Cisco announced its big push into smart grid technologies last month, shortly after it was named as a partner for a one-million smart meter project being undertaken by Florida Power and Light in Miami (see Cisco Wants to Be Everywhere in Smart Grid) and A Million Smart Meters for Miami).
The future for the smart grid industry to some degree is being laid now. Large utilities are signing contracts with technology providers and moving ahead with large pilots or commercial rollouts. Commonwealth Edison, for instance, said today it selected GE and Silver Spring Networks, Cisco's rival, for a 141,000 meter rollout. Tendril, which makes energy management technology for the home, raised $30 million this week, with Tendril CEO Adrian Tuck predicting that consolidation will start to occur over the next 18 months.
Charlotte, N.C.-based Duke, for its part, has taken a go-slow approach to its smart grid efforts, compared to other utilities now deploying millions of smart meters to their customers. Duke has so far installed about 60,000 smart meters in Cincinnati, working with smart meter provider Echelon Corp.
Later this year the utility plans to start a five-year project to bring more than 700,000 smart electric meters and 450,00 smart natural gas meters to its Ohio service territory. Duke also is seeking regulator permission to install about 800,000 smart meters in its Indiana service territory.
Duke is also testing a so-called "microgrid" project in Charlotte, involving about 100 homes connected to a solar photovoltaic power plant and both large and small-scale energy storage. It also intends to install so-called distribution automation hardware and software to improve distribution grid reliability in both Ohio and Indiana.
Cisco and Duke said that the architecture they're deploying would be based on Internet protocol – no surprise, given Cisco's emphasis on IP as a common standard for smart grid technology.
Beyond that, the two companies didn't provide many specifics on their plan, other than to say they would test a variety of communications hardware and software on the grid, as well as devices in customers' homes aimed at reducing their electricity consumption (see The Smart Home, Part I).
"How do you start the right way, is the key part of this work," said Todd Arnold, Duke senior vice president. In the coming weeks and months, Duke and Cisco would be plotting out their strategy for how to interconnect the various pieces of an overall smart grid — smart meters, home energy monitoring and management devices, distribution automation devices and the like — in a way that allows new technology to be integrated into it in a well-planned manner.

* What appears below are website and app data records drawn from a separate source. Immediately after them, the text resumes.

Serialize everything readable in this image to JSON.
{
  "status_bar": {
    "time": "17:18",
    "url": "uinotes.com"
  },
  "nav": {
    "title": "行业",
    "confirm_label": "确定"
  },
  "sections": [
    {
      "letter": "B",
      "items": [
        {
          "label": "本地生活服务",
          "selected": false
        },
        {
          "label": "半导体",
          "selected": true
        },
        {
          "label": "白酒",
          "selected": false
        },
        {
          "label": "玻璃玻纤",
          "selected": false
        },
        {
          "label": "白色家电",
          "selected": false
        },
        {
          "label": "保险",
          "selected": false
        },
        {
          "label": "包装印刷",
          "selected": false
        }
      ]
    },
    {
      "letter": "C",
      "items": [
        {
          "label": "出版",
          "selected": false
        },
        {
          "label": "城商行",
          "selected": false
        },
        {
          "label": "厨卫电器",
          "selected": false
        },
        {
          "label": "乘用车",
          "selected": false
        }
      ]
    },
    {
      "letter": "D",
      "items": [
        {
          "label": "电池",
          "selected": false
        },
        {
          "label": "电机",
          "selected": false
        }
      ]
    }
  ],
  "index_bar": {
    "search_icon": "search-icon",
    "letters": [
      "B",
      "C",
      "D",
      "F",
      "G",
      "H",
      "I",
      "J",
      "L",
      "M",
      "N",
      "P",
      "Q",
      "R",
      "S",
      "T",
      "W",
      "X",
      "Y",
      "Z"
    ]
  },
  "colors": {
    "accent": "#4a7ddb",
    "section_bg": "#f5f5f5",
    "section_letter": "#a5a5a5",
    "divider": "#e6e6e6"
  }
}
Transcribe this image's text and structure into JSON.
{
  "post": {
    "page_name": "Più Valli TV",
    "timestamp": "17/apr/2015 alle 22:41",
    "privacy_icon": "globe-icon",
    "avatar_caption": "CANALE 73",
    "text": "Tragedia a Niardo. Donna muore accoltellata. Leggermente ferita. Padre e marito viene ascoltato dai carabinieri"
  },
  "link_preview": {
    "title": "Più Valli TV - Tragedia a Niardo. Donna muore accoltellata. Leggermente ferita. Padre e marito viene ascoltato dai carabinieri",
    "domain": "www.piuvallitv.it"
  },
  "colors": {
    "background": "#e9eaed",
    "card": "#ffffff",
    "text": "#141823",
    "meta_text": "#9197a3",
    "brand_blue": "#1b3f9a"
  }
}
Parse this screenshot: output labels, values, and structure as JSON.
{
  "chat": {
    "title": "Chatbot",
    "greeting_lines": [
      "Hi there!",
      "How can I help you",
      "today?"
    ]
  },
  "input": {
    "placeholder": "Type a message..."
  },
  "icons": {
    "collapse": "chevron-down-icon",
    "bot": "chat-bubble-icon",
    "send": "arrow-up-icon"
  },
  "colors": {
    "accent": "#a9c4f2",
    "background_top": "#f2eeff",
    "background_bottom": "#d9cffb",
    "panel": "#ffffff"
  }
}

As for that Cisco specifically might bring to the grid beyond its expertise in this kind of networking architecture "As they help define what’s required to reach this interoperable network, they’ll also be bringing things to us in terms of what products and services they’re bringing to that space," Arnold said.
While Duke didn't specify which equipment providers it would work with, it has been testing multi-modal communications devices from smart meter networking company SmartSynch and smart grid communications technology provider Ambient Corp. (see SmartSynch's Smart Grid in a Box).
And of course, Cisco has said it will develop rugged, weatherproof routers and servers to serve in utility applications.